I’ve taken information from the Wikipedia write up. You can read the unrevised version here – http://en.wikipedia.org/wiki/Junonia_coenia
The Common Buckeye Butterfly, Junonia coenia, is found in southern Manitoba, Ontario, Quebec, and Nova Scotia and all parts of the United States except the northwest, and is especially common in the south, the California coast, and throughout Central America and Colombia. They love fields, meadows, and waste places where the vegetation is lower and ground shows.
The wing pattern is both pretty eyespots and white bars on the upper wing surface. It could be the eyespots serve to distract predators, especially young birds (the “bird brains”). Buckeyes have quite a few flights throughout the year, mostly migrating northward for the summer. Much of the northern United States is only colonized in the fall from southern populations. Some of the later broods move southwards in the fall. Common Buckeyes exhibit seasonal polyphenism (color differences), the summer version of the butterfly has light yellowish ventral wings and is called “linea”. The Fall morph has pink ventral wings, and is called the “rosa” morph.

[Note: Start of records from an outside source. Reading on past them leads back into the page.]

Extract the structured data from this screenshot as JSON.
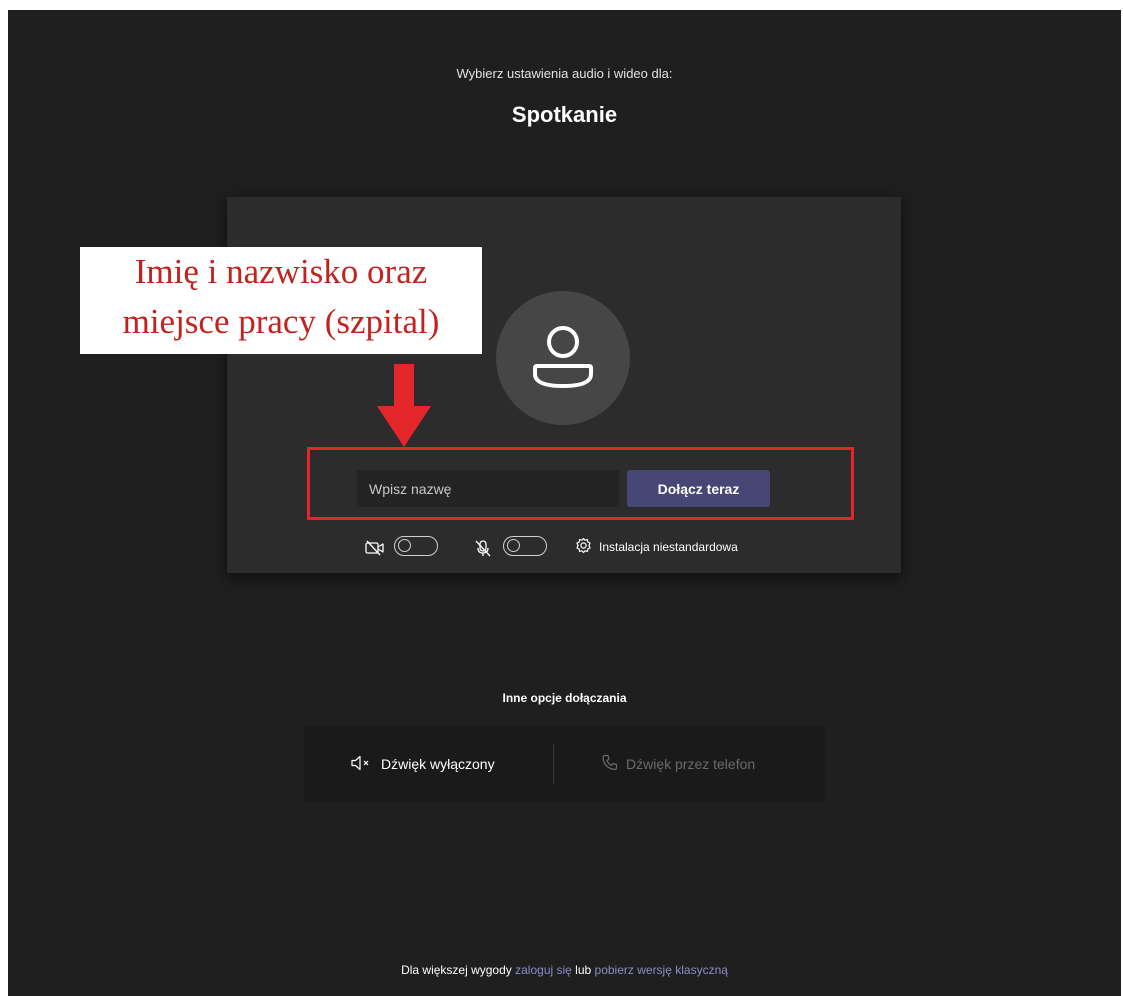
{
  "header": {
    "subtitle": "Wybierz ustawienia audio i wideo dla:",
    "title": "Spotkanie"
  },
  "join_card": {
    "avatar_icon": "person-icon",
    "name_input": {
      "value": "",
      "placeholder": "Wpisz nazwę"
    },
    "join_button_label": "Dołącz teraz",
    "camera": {
      "icon": "camera-off-icon",
      "enabled": false
    },
    "microphone": {
      "icon": "mic-off-icon",
      "enabled": false
    },
    "custom_setup": {
      "icon": "gear-icon",
      "label": "Instalacja niestandardowa"
    }
  },
  "annotation": {
    "line1": "Imię i nazwisko oraz",
    "line2": "miejsce pracy (szpital)",
    "color": "#e3262a",
    "arrow_icon": "arrow-down-icon"
  },
  "other_options": {
    "title": "Inne opcje dołączania",
    "audio_off": {
      "icon": "speaker-muted-icon",
      "label": "Dźwięk wyłączony"
    },
    "phone_audio": {
      "icon": "phone-icon",
      "label": "Dźwięk przez telefon",
      "disabled": true
    }
  },
  "footer": {
    "text_before": "Dla większej wygody",
    "link_signin": "zaloguj się",
    "text_middle": "lub",
    "link_download": "pobierz wersję klasyczną"
  },
  "colors": {
    "background": "#201f1f",
    "card": "#2d2c2c",
    "accent": "#464775",
    "link": "#8b8cc7"
  }
}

These pictures were taken last summer (late August in 2012) at the Green Lane Reservoir in East Greenville, Pennsylvania, USA